The report found that in 2016, 44 percent of drivers killed were tested positive for drugs, an increase from 28 percent in 2006. This figure surpassed the percentage of drivers killed who tested positive for alcohol, which was 38 percent in 2016. This declined slightly from 41 percent in 2006.
Among the drugs that were found in fatally-injured drivers, the two most prevalent were marijuana and opioids. Forty-one percent of the drug-positive drivers tested positive for marijuana use.
“Marijuana use is rapidly becoming normalized, with recreational marijuana legal in 9 states and the District of Columbia and medical marijuana approved in 29 states and the District of Columbia,” the report stated. “Opioid addiction and opioid overdose deaths have become a national crisis, with overdoses producing an estimated 115 deaths daily.”

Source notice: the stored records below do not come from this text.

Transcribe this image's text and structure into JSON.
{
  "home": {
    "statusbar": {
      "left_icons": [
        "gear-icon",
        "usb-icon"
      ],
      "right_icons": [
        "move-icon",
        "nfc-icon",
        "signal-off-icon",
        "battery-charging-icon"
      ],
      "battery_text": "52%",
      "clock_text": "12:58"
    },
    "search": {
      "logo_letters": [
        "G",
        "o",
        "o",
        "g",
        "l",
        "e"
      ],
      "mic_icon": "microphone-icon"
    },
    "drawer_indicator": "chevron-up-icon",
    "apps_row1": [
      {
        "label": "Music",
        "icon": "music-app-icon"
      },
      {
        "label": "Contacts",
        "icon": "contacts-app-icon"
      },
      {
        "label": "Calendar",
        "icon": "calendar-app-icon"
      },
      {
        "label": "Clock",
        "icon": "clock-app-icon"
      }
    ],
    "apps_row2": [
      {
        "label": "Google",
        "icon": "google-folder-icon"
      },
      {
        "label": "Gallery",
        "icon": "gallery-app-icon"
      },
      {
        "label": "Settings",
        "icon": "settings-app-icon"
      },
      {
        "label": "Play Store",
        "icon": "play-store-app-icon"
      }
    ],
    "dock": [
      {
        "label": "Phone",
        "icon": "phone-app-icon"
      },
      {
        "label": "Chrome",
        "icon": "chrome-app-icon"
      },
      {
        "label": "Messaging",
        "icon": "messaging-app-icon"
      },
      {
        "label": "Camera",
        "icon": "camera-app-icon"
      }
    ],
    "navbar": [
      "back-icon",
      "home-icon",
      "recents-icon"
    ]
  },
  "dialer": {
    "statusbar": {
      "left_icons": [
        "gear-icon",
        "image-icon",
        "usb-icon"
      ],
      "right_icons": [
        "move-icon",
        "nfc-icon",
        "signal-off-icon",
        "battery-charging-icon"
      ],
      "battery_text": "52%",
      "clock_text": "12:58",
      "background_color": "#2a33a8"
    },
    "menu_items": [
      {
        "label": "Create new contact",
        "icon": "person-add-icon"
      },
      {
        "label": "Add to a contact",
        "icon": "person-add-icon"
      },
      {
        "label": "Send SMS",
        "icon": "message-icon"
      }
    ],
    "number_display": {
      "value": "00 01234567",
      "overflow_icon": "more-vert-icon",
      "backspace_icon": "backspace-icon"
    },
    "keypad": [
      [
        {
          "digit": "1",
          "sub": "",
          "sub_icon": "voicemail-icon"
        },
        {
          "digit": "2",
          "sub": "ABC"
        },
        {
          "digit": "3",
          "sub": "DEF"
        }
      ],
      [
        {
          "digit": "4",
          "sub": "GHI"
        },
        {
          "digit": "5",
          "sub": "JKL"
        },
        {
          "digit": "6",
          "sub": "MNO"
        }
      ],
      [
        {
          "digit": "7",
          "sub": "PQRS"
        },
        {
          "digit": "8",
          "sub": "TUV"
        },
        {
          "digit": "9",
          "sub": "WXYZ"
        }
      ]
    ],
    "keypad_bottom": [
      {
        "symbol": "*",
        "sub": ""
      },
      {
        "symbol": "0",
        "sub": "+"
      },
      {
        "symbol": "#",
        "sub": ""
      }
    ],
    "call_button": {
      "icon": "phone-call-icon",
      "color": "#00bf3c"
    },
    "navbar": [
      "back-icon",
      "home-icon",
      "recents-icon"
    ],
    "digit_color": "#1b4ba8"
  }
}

The report further explained causes behind increasing cannabis use on the road: “Marijuana is no longer just smoked, it’s vaped, eaten, drunk, dabbed, chewed, or wiped, often in much higher concentrations than traditional smoked joints. Marijuana affects driving-related skills but its effect on crash risk is uncertain.”